Your objective: Provide only the number of lines in the listing that contain the word "label".

Working data:
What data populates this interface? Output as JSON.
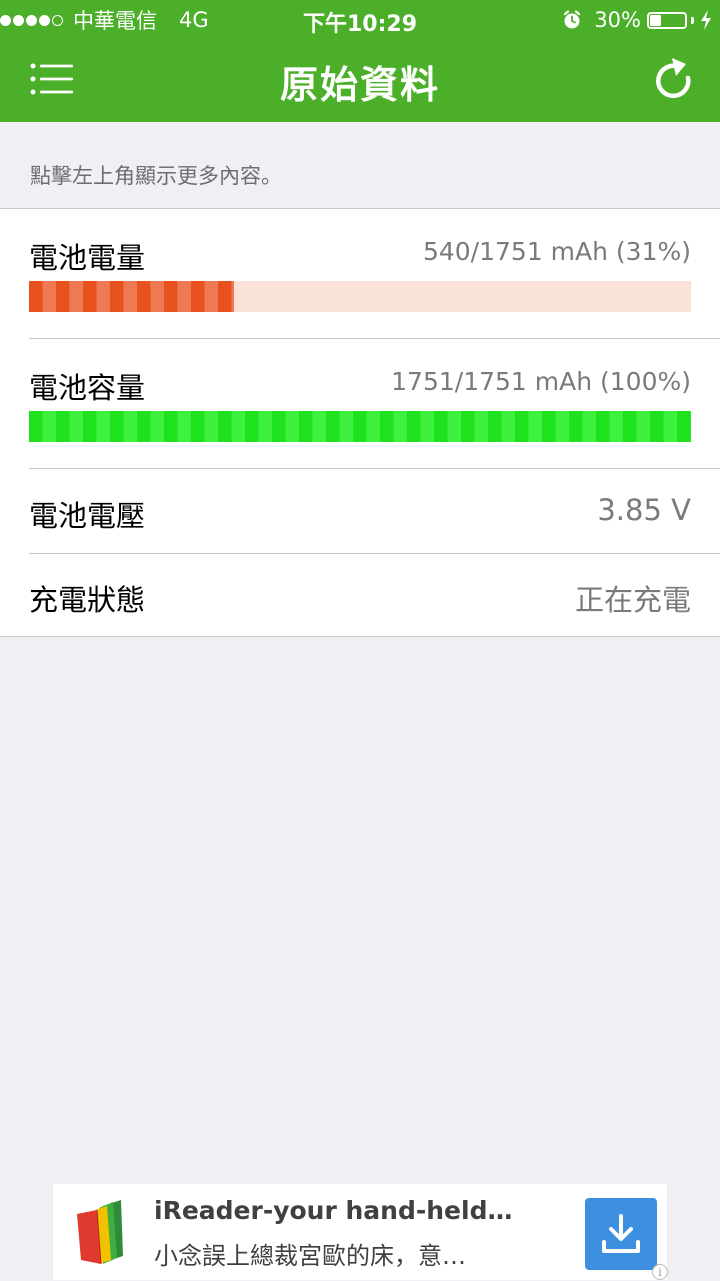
{
  "status_bar": {
    "carrier": "中華電信",
    "network": "4G",
    "time": "下午10:29",
    "battery_percent_text": "30%",
    "battery_level": 0.3,
    "icons": [
      "signal-dots-icon",
      "alarm-icon",
      "battery-icon",
      "charging-bolt-icon"
    ]
  },
  "nav": {
    "title": "原始資料",
    "left_icon": "menu-icon",
    "right_icon": "refresh-icon"
  },
  "hint": "點擊左上角顯示更多內容。",
  "rows": [
    {
      "label": "電池電量",
      "value": "540/1751 mAh (31%)",
      "fill": 0.31,
      "color": "#e8521f"
    },
    {
      "label": "電池容量",
      "value": "1751/1751 mAh (100%)",
      "fill": 1.0,
      "color": "#1de21d"
    },
    {
      "label": "電池電壓",
      "value": "3.85 V"
    },
    {
      "label": "充電狀態",
      "value": "正在充電"
    }
  ],
  "ad": {
    "title": "iReader-your hand-held…",
    "subtitle": "小念誤上總裁宮歐的床，意…",
    "logo_icon": "ireader-book-icon",
    "action_icon": "download-icon",
    "info_icon": "info-icon",
    "info_symbol": "i"
  },
  "colors": {
    "header": "#4caf2a",
    "background": "#efeff4",
    "download_button": "#3d8fe0"
  }
}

Exercise output: 4